d[end]=d[end]+2.0/(1+K*dx[N+1])/(dx[N+1]^2+dx[N]*dx[N+1])

A=spzeros(ComplexF64,2*N,2*N)
B_ud=vcat(zeros(ComplexF64,N),ud[1:end-1])
B_ld=vcat(zeros(ComplexF64,N),ld[2:end])
B_d=vcat(ones(ComplexF64,N),d.-K^2)
B=Tridiagonal(B_ld,B_d,B_ud)
I_11=vcat(2:N,1:N,1:N-1)
J_11=vcat(1:N-1,1:N,2:N)
A_11=vcat(ld[2:N]/S,(d.-K^2)/S -im*ar*K*f.(x),ud[1:N-1]/S)
I_12=1:N
J_12=N+1:2*N
A_12=im*K*f.(x)
I_21=vcat(N+2:2*N,N+1:2*N,N+1:2*N-1)
J_21=vcat(1:N-1,1:N,2:N)
A_21=vcat(im*K*f.(x[2:N]).*ld[2:N],im*K*f.(x).*(d.-K^2)-im*K*ddf.(x),im*K*f.(x[1:N-1]).*ud[1:N-1])
I_22=vcat(N+2:2*N,N+1:2*N,N+1:2*N-1)
J_22=vcat(N+1:2*N-1,N+1:2*N,N+2:2*N)
A_22=vcat(-im*ar*K*f.(x[2:N]).*ld[2:N],-im*ar*K*f.(x).*(d.-K^2)+im*ar*K*ddf.(x),-im*ar*K*f.(x[1:N-1]).*ud[1:N-1])
Imap=vcat(I_11,I_12,I_21,I_22)
Jmap=vcat(J_11,J_12,J_21,J_22)
Amap=vcat(A_11,A_12,A_21,A_22)
A=dropzeros(sparse(Imap,Jmap,Amap))


without much difference in performance: but such things will definitely be very important for some future projects.

In general (i.e. for any values of the parameters that might be interesting), a (very loose) upper bound is Re(\lambda)<1. I tried using this, replacing the eigsolve as in the previous post with

eigsolve(x->(A-B)\(B*x),rand(ComplexF64,2*N),1,:LR,maxiter=10000)


which converges extremely quickly but doesnt seem to pick out the right eigenvalue 1/(\lambda -1). Am I missing something obvious?
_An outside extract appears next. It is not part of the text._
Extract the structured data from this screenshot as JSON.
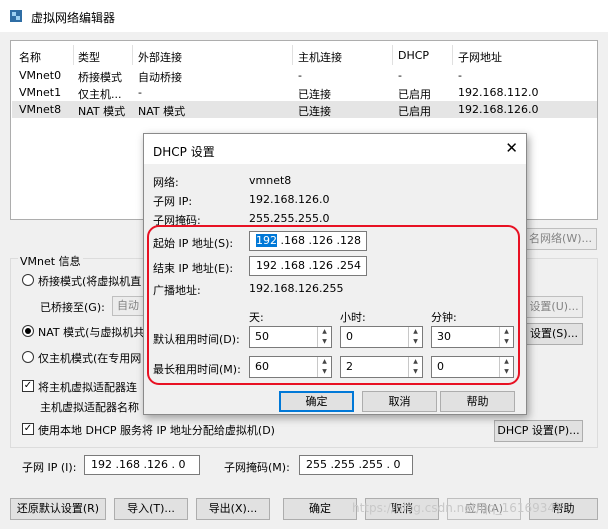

Thanks again.

EDIT: I was indeed missing something obvious. I should have changed to :SR in the arguments of the eigsolve. It appears to work really well, so thanks a lot!

Since the eigenvalues of (A-B)^{-1} B are 1/(\lambda - 1), the \lambda with the largest real part (but still < 1) will now become the 1/(\lambda - 1) with the smallest (most negative) real part, so now you should pass :SR instead of :LR.

(It may not help much though, if you are trying to distinguish an eigenvalue of 0.02 from an eigenvalue of nearly 0, since those map to -1.0204 and -1, respectively, which are still quite close. Worth a shot anyway.)

Thanks - I found this and was editing my post above. This is now extremely fast to converge, so problem solved!

Update, in case anyone is interested: a better first guess for the eigenvalue is S^{-1/2}, which helps it converge even faster. Onwards and upwards…